What’s more is that, technology seems to be the thing we turn to when we are most vulnerable. As Sherry puts it: “The feeling that ‘no one is listening to me’ make us want to spend time with machines that seem to care about us.” Technology makes us feel connected, somehow. The moment that we are alone, have nothing to do, waiting for the bus, or have nothing to talk about with the person next to us, we immediately try to reach our small device.

For me, social networks are important to keep in touch with friends that are thousand miles apart from me. But to those who are within few km distances, I’d rather have a meaningful one-to-one conversation over coffee, lunch, or dinner. That’s the only way to understand and learn about my friends. No amounts of emails, Skype, and YM messages can beat real conversation. It is hard to loosen up my addiction to social networking, but at least I know that I still prefer the old traditional way of interacting. With the loneliness plaguing my life, talking to friends online in any way cannot heal this feeling. In order for it to disappear, I need friends who are physically here, talking to me. While some chats and emails did help in motivating and encouraging me, all of them are temporary. They are like medicines that can heal the pain but unfortunately, they cannot cure the actual disease.

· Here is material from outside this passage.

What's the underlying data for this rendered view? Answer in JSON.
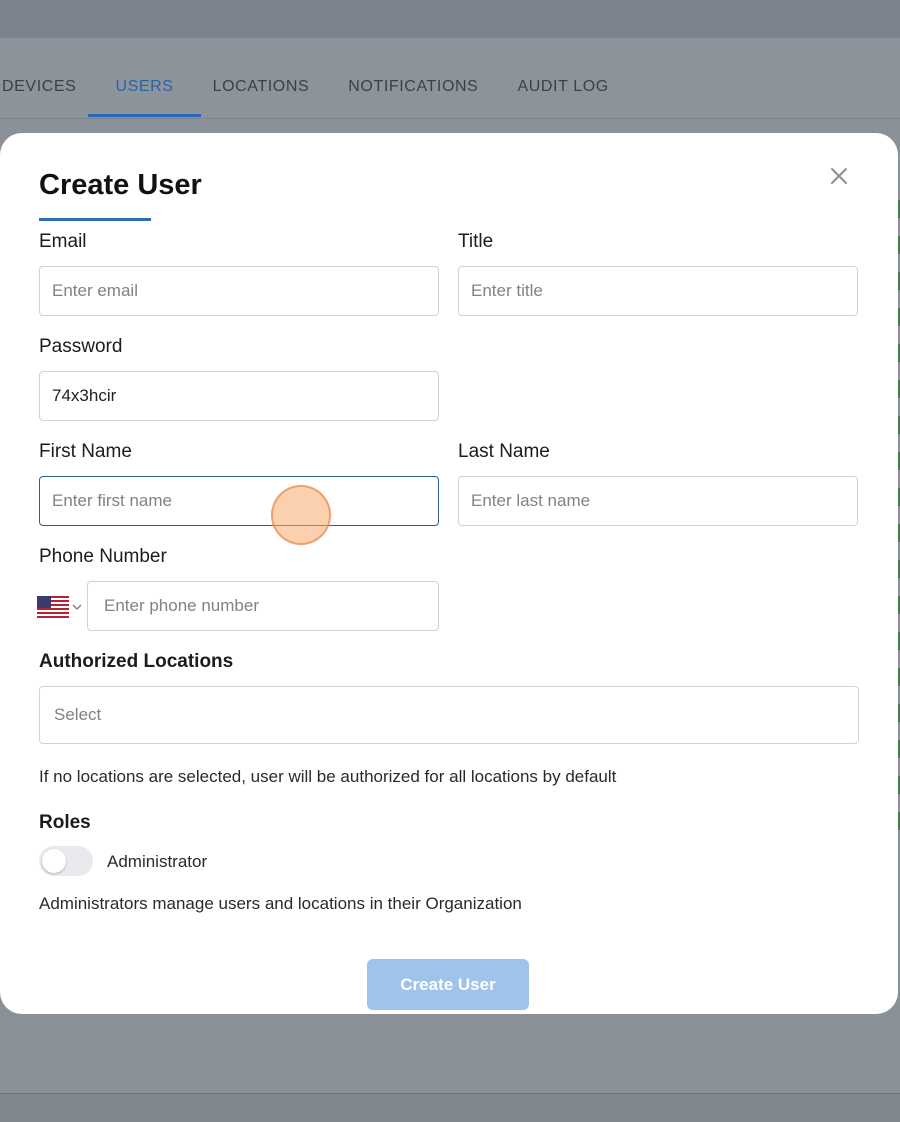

I’m not suggesting to ban social networks and abandon them all together. But what I’m suggesting is to spend more meaningful time with the people around us. Talk to them. Know them well. Socialize. At least, put our smartphones away when we are with them. I do get annoyed by it when everyone is with their phones!!! 🙂 So, let’s do myself and everyone a favor that when you sit down with your friends, put your mobile phones away. Prove yourself that you can ignore this device, even though it’s merely an hour long.